Asali Solomon, author of Get Down
"Volverás" ("You'll Be Back"), Gloria Estefan, from Mi Tierra (1993)"Volverás" evokes a grand tradition in Spanish lyrics that revels in telling a callous lover that he (or she) will be sorry. I love that the song is not sassy—instead, it's a slow, mournful number with wailing Spanish guitars that builds to a crescendo. It uses a blues-like alchemy to suggest that there is great power in being spurned. It can even make you prescient enough to look into the future and see your stupid ex crawling back.
"Marry Me Dusty," Miaow, from Priceless Innuendo (1987, unreleased)
If you were a gay music lover in the late '80s, you had your Communards, your Erasure, and that was about it. Even those out-and-proud bands mostly trafficked in second-person pronouns, so the straights could listen along without a fuss. Cath Carroll, frontwoman of the London-based indie band Miaow, sang about things you never thought you'd come across in a pop song: cross-dressing lesbians, bisexual love triangles, Sapphic frolics at the Hampstead Bathing Ponds. The would-be lead single from Miaow's never-released debut album (the demos of which stream on Carroll's website), this ode to Dusty, the great gay chanteuse, evokes drag bars where "the girls in the backroom/Would lacquer up their hair and sing/'Won't you marry me, Miss Springfield?'"
Claire Dederer, author of the forthcoming Poser: A Memoir in Twenty-Four Yoga Poses
"Wig in a Box," from the Hedwig and the Angry Inch original cast recording (1999)
Alone in the trailer park, abandoned by her lover, her dick sawed off in a botched sex-change operation, Hedwig is feeling blue at the beginning of this song. All she wants to do is sit around drinking vermouth, but she stirs herself to put on her wig—and lo, she is transformed! She unleashes the chorus, a screamingly catchy sing-along. It's almost too catchy. In fact, I'm not really that crazy about the chorus. What I love is the intro, when Hedwig is forcing herself to get it together. "Put on the wig," she tells herself. "You know you'll feel better." I love that moment, when she wills herself to transcendence.
Todd Pruzan, author of The Clumsiest People in Europe
"Not Given Lightly," Chris Knox, from the Topless Women Talk About Their Lives soundtrack (1997)

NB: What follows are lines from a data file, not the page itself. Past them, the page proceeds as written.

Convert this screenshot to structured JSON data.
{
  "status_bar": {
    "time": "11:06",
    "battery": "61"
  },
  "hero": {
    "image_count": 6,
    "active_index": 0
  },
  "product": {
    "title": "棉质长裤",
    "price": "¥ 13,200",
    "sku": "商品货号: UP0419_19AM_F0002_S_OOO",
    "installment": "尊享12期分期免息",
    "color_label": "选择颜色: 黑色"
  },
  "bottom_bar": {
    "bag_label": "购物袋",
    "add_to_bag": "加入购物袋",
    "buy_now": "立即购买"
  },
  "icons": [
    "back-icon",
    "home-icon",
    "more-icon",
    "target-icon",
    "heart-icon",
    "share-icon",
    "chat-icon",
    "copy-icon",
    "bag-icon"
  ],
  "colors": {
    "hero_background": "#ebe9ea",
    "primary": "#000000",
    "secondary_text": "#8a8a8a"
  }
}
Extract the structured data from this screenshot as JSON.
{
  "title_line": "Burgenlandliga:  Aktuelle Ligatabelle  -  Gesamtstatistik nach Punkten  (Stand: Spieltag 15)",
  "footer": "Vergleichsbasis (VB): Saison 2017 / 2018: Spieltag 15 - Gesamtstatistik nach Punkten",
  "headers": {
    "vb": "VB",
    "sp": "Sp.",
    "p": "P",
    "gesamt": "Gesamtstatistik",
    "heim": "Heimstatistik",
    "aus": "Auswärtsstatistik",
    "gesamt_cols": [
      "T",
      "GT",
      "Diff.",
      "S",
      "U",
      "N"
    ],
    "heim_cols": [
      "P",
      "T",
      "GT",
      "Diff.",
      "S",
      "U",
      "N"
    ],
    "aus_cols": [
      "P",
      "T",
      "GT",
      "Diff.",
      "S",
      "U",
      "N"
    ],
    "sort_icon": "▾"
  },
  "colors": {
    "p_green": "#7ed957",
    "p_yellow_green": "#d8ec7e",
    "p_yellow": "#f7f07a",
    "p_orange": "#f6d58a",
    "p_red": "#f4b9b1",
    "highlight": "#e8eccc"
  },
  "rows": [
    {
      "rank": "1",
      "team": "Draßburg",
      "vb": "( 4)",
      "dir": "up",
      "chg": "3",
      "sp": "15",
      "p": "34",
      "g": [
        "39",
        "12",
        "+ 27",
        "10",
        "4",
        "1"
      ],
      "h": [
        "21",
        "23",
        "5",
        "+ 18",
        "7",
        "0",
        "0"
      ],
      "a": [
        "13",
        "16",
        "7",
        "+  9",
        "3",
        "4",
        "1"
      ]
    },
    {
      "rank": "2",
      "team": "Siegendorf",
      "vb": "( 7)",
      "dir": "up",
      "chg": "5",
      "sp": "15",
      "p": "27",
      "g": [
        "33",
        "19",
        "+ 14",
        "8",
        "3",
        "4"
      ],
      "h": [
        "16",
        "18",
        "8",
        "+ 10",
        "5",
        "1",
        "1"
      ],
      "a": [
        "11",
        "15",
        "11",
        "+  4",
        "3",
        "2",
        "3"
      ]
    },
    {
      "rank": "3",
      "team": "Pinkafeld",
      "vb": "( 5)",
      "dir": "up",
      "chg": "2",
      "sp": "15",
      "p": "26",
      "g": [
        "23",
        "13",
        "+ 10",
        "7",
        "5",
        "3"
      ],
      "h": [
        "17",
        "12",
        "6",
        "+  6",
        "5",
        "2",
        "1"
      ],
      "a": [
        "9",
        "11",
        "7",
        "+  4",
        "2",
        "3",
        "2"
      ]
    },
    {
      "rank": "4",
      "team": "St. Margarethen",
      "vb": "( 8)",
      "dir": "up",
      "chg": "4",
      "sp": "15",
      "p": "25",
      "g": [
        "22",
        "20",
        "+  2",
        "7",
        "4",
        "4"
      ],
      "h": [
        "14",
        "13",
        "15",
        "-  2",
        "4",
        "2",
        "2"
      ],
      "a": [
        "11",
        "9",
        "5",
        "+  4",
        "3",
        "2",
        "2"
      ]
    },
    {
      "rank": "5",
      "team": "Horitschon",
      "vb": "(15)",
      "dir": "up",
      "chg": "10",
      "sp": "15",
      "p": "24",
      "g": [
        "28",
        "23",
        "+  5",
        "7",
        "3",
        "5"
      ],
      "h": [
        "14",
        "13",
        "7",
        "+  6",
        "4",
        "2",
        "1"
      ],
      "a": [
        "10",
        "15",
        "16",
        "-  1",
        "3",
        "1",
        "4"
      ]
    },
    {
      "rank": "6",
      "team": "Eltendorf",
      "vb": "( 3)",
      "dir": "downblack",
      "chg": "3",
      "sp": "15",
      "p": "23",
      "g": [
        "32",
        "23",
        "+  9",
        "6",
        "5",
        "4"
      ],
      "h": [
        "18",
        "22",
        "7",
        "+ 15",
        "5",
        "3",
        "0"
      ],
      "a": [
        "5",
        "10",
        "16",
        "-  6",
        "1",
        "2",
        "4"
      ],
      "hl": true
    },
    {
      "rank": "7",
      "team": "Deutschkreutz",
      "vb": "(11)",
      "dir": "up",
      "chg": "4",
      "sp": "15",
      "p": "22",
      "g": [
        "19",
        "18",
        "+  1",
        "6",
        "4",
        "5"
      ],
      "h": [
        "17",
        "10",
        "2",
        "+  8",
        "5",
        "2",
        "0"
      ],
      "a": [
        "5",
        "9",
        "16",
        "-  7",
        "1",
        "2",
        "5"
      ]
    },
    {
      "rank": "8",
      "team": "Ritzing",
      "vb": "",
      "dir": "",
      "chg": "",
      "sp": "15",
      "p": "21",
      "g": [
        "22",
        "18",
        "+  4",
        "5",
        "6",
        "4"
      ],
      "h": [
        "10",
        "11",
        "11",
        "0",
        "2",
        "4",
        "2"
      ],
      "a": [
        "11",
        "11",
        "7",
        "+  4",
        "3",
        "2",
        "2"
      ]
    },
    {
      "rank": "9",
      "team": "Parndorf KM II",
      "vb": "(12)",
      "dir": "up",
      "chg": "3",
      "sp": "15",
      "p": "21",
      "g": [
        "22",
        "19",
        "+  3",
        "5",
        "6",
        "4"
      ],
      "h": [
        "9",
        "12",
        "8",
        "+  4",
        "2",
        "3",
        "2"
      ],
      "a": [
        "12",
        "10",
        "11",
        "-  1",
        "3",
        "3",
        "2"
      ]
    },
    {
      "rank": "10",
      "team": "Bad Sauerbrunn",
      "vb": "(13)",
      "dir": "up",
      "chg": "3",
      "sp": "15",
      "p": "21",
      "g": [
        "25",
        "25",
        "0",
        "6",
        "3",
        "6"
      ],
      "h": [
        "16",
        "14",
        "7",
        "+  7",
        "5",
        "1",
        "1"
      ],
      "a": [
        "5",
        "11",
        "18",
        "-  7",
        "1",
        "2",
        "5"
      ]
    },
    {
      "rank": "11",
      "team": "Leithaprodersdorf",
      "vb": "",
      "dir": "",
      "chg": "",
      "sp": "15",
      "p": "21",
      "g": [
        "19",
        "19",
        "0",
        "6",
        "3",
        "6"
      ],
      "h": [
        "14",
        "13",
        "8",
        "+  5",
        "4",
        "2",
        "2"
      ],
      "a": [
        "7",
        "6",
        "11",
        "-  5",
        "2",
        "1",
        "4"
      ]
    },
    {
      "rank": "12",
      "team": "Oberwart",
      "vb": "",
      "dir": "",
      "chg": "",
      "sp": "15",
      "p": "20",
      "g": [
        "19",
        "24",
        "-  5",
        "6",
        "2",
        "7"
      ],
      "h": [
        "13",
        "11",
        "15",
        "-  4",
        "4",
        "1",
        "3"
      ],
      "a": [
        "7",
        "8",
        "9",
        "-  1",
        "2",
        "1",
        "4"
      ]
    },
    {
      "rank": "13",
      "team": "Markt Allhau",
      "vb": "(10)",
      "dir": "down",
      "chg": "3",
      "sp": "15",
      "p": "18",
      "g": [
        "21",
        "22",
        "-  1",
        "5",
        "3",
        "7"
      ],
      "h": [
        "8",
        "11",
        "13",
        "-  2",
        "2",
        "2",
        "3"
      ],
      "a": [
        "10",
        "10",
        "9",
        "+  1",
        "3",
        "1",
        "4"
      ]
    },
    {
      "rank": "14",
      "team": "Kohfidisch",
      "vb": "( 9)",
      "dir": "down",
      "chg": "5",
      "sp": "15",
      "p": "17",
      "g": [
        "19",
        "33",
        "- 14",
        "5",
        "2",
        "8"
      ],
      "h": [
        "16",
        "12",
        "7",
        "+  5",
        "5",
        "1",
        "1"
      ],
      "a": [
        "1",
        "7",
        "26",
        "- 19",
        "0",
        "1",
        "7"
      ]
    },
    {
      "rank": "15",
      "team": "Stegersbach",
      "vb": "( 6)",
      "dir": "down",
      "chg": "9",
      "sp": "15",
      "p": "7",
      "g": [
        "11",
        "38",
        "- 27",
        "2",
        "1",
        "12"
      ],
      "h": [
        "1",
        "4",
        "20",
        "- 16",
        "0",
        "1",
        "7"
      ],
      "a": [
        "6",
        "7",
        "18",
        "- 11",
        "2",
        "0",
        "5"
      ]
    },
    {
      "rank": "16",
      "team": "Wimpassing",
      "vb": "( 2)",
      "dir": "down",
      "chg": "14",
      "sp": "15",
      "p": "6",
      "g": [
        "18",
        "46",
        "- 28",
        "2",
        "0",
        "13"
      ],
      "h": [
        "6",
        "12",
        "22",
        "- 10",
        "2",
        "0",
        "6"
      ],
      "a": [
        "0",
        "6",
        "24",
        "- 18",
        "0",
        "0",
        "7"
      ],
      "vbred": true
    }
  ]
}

Did statisticians chart a spike in New Zealand's birth rate 20 years ago? It was 1989 when a recovering punk named Chris Knox trotted out this drowsy, irresistible love song, opening his honey-voiced blues with a shy, sleepy nudge before grinding it into a joyous, full-throated serenade. (A serenade to his wife, no less: How punk is that.) "This isn't easy," Knox apologizes—"I might not write another"—but his good work is done.